> WORK INSTRUCTION
The records must be returned word for word.

> Stored records

---

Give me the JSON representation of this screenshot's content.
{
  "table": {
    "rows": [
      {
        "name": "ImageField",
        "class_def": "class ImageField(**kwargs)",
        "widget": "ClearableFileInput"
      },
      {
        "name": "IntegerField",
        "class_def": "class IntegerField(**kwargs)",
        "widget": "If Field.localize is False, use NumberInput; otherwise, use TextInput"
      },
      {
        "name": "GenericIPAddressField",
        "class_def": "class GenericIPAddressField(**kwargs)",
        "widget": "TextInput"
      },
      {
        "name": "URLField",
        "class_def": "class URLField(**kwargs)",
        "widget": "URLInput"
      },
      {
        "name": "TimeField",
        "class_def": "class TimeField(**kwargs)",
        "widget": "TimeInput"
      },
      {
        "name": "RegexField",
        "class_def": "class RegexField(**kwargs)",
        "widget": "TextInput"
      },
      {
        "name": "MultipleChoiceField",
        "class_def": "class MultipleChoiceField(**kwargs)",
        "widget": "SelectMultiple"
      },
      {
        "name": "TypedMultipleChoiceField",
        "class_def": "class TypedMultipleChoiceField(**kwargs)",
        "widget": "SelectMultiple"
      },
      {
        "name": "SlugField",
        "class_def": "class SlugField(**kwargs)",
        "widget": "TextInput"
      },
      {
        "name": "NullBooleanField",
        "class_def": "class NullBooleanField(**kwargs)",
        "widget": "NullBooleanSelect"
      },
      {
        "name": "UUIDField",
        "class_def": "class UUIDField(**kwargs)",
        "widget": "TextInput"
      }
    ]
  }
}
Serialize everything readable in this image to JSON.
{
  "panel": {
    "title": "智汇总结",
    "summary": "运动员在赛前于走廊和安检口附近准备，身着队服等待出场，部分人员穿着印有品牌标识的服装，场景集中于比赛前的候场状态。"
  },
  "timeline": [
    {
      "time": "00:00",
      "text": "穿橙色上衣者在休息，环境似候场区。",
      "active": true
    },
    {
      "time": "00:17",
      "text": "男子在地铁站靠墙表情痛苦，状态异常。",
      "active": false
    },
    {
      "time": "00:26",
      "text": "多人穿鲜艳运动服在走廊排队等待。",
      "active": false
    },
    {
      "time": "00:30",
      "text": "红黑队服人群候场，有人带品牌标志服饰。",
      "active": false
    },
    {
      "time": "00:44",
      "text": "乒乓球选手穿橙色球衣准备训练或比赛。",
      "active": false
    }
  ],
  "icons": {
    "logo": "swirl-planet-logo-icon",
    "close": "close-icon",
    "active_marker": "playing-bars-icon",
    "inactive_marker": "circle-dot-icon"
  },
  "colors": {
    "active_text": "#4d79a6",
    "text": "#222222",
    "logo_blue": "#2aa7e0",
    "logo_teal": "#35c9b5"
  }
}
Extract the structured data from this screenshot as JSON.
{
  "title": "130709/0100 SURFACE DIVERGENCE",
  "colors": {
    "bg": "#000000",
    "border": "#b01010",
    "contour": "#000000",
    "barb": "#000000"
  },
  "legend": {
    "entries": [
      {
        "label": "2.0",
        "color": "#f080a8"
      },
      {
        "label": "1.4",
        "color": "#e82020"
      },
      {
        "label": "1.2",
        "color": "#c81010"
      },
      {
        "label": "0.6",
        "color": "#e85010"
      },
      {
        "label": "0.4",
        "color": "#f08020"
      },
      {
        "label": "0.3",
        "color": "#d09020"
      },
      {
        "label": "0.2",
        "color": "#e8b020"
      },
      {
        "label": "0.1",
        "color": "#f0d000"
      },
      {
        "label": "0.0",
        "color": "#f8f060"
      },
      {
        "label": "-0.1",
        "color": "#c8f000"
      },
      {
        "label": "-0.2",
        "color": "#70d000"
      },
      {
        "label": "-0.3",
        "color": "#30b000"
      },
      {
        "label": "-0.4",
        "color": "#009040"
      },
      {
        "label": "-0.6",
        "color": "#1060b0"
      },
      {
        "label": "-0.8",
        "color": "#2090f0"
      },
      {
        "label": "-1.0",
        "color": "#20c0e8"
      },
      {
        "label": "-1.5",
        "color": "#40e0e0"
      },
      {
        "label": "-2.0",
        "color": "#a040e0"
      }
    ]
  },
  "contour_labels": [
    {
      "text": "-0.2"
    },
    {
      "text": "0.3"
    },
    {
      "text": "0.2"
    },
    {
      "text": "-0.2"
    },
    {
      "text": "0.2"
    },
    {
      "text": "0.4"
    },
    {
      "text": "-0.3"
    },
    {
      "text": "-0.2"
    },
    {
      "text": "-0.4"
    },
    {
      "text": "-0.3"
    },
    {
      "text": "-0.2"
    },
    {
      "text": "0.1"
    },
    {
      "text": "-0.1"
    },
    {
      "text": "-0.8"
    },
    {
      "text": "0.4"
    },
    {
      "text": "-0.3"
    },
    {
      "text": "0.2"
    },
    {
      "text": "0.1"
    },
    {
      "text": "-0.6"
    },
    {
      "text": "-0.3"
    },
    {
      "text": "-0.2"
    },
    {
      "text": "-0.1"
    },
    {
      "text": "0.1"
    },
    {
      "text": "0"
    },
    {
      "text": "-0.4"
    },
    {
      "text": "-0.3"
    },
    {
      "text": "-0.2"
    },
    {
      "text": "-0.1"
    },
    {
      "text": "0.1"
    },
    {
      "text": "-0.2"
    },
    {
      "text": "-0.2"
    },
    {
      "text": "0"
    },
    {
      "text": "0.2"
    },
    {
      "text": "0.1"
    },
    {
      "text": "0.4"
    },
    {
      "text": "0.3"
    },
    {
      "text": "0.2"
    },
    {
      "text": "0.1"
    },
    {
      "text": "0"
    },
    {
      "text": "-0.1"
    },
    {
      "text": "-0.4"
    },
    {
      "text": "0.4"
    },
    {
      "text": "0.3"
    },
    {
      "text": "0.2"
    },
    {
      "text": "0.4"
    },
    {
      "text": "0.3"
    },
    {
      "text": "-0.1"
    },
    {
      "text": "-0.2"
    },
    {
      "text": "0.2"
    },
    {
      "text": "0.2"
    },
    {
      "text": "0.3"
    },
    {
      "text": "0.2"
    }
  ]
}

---

> REPLY TO THE TASK
Give me the JSON representation of this screenshot's content.
{
  "table": {
    "rows": [
      {
        "name": "ImageField",
        "class_def": "class ImageField(**kwargs)",
        "widget": "ClearableFileInput"
      },
      {
        "name": "IntegerField",
        "class_def": "class IntegerField(**kwargs)",
        "widget": "If Field.localize is False, use NumberInput; otherwise, use TextInput"
      },
      {
        "name": "GenericIPAddressField",
        "class_def": "class GenericIPAddressField(**kwargs)",
        "widget": "TextInput"
      },
      {
        "name": "URLField",
        "class_def": "class URLField(**kwargs)",
        "widget": "URLInput"
      },
      {
        "name": "TimeField",
        "class_def": "class TimeField(**kwargs)",
        "widget": "TimeInput"
      },
      {
        "name": "RegexField",
        "class_def": "class RegexField(**kwargs)",
        "widget": "TextInput"
      },
      {
        "name": "MultipleChoiceField",
        "class_def": "class MultipleChoiceField(**kwargs)",
        "widget": "SelectMultiple"
      },
      {
        "name": "TypedMultipleChoiceField",
        "class_def": "class TypedMultipleChoiceField(**kwargs)",
        "widget": "SelectMultiple"
      },
      {
        "name": "SlugField",
        "class_def": "class SlugField(**kwargs)",
        "widget": "TextInput"
      },
      {
        "name": "NullBooleanField",
        "class_def": "class NullBooleanField(**kwargs)",
        "widget": "NullBooleanSelect"
      },
      {
        "name": "UUIDField",
        "class_def": "class UUIDField(**kwargs)",
        "widget": "TextInput"
      }
    ]
  }
}
Serialize everything readable in this image to JSON.
{
  "panel": {
    "title": "智汇总结",
    "summary": "运动员在赛前于走廊和安检口附近准备，身着队服等待出场，部分人员穿着印有品牌标识的服装，场景集中于比赛前的候场状态。"
  },
  "timeline": [
    {
      "time": "00:00",
      "text": "穿橙色上衣者在休息，环境似候场区。",
      "active": true
    },
    {
      "time": "00:17",
      "text": "男子在地铁站靠墙表情痛苦，状态异常。",
      "active": false
    },
    {
      "time": "00:26",
      "text": "多人穿鲜艳运动服在走廊排队等待。",
      "active": false
    },
    {
      "time": "00:30",
      "text": "红黑队服人群候场，有人带品牌标志服饰。",
      "active": false
    },
    {
      "time": "00:44",
      "text": "乒乓球选手穿橙色球衣准备训练或比赛。",
      "active": false
    }
  ],
  "icons": {
    "logo": "swirl-planet-logo-icon",
    "close": "close-icon",
    "active_marker": "playing-bars-icon",
    "inactive_marker": "circle-dot-icon"
  },
  "colors": {
    "active_text": "#4d79a6",
    "text": "#222222",
    "logo_blue": "#2aa7e0",
    "logo_teal": "#35c9b5"
  }
}
Extract the structured data from this screenshot as JSON.
{
  "title": "130709/0100 SURFACE DIVERGENCE",
  "colors": {
    "bg": "#000000",
    "border": "#b01010",
    "contour": "#000000",
    "barb": "#000000"
  },
  "legend": {
    "entries": [
      {
        "label": "2.0",
        "color": "#f080a8"
      },
      {
        "label": "1.4",
        "color": "#e82020"
      },
      {
        "label": "1.2",
        "color": "#c81010"
      },
      {
        "label": "0.6",
        "color": "#e85010"
      },
      {
        "label": "0.4",
        "color": "#f08020"
      },
      {
        "label": "0.3",
        "color": "#d09020"
      },
      {
        "label": "0.2",
        "color": "#e8b020"
      },
      {
        "label": "0.1",
        "color": "#f0d000"
      },
      {
        "label": "0.0",
        "color": "#f8f060"
      },
      {
        "label": "-0.1",
        "color": "#c8f000"
      },
      {
        "label": "-0.2",
        "color": "#70d000"
      },
      {
        "label": "-0.3",
        "color": "#30b000"
      },
      {
        "label": "-0.4",
        "color": "#009040"
      },
      {
        "label": "-0.6",
        "color": "#1060b0"
      },
      {
        "label": "-0.8",
        "color": "#2090f0"
      },
      {
        "label": "-1.0",
        "color": "#20c0e8"
      },
      {
        "label": "-1.5",
        "color": "#40e0e0"
      },
      {
        "label": "-2.0",
        "color": "#a040e0"
      }
    ]
  },
  "contour_labels": [
    {
      "text": "-0.2"
    },
    {
      "text": "0.3"
    },
    {
      "text": "0.2"
    },
    {
      "text": "-0.2"
    },
    {
      "text": "0.2"
    },
    {
      "text": "0.4"
    },
    {
      "text": "-0.3"
    },
    {
      "text": "-0.2"
    },
    {
      "text": "-0.4"
    },
    {
      "text": "-0.3"
    },
    {
      "text": "-0.2"
    },
    {
      "text": "0.1"
    },
    {
      "text": "-0.1"
    },
    {
      "text": "-0.8"
    },
    {
      "text": "0.4"
    },
    {
      "text": "-0.3"
    },
    {
      "text": "0.2"
    },
    {
      "text": "0.1"
    },
    {
      "text": "-0.6"
    },
    {
      "text": "-0.3"
    },
    {
      "text": "-0.2"
    },
    {
      "text": "-0.1"
    },
    {
      "text": "0.1"
    },
    {
      "text": "0"
    },
    {
      "text": "-0.4"
    },
    {
      "text": "-0.3"
    },
    {
      "text": "-0.2"
    },
    {
      "text": "-0.1"
    },
    {
      "text": "0.1"
    },
    {
      "text": "-0.2"
    },
    {
      "text": "-0.2"
    },
    {
      "text": "0"
    },
    {
      "text": "0.2"
    },
    {
      "text": "0.1"
    },
    {
      "text": "0.4"
    },
    {
      "text": "0.3"
    },
    {
      "text": "0.2"
    },
    {
      "text": "0.1"
    },
    {
      "text": "0"
    },
    {
      "text": "-0.1"
    },
    {
      "text": "-0.4"
    },
    {
      "text": "0.4"
    },
    {
      "text": "0.3"
    },
    {
      "text": "0.2"
    },
    {
      "text": "0.4"
    },
    {
      "text": "0.3"
    },
    {
      "text": "-0.1"
    },
    {
      "text": "-0.2"
    },
    {
      "text": "0.2"
    },
    {
      "text": "0.2"
    },
    {
      "text": "0.3"
    },
    {
      "text": "0.2"
    }
  ]
}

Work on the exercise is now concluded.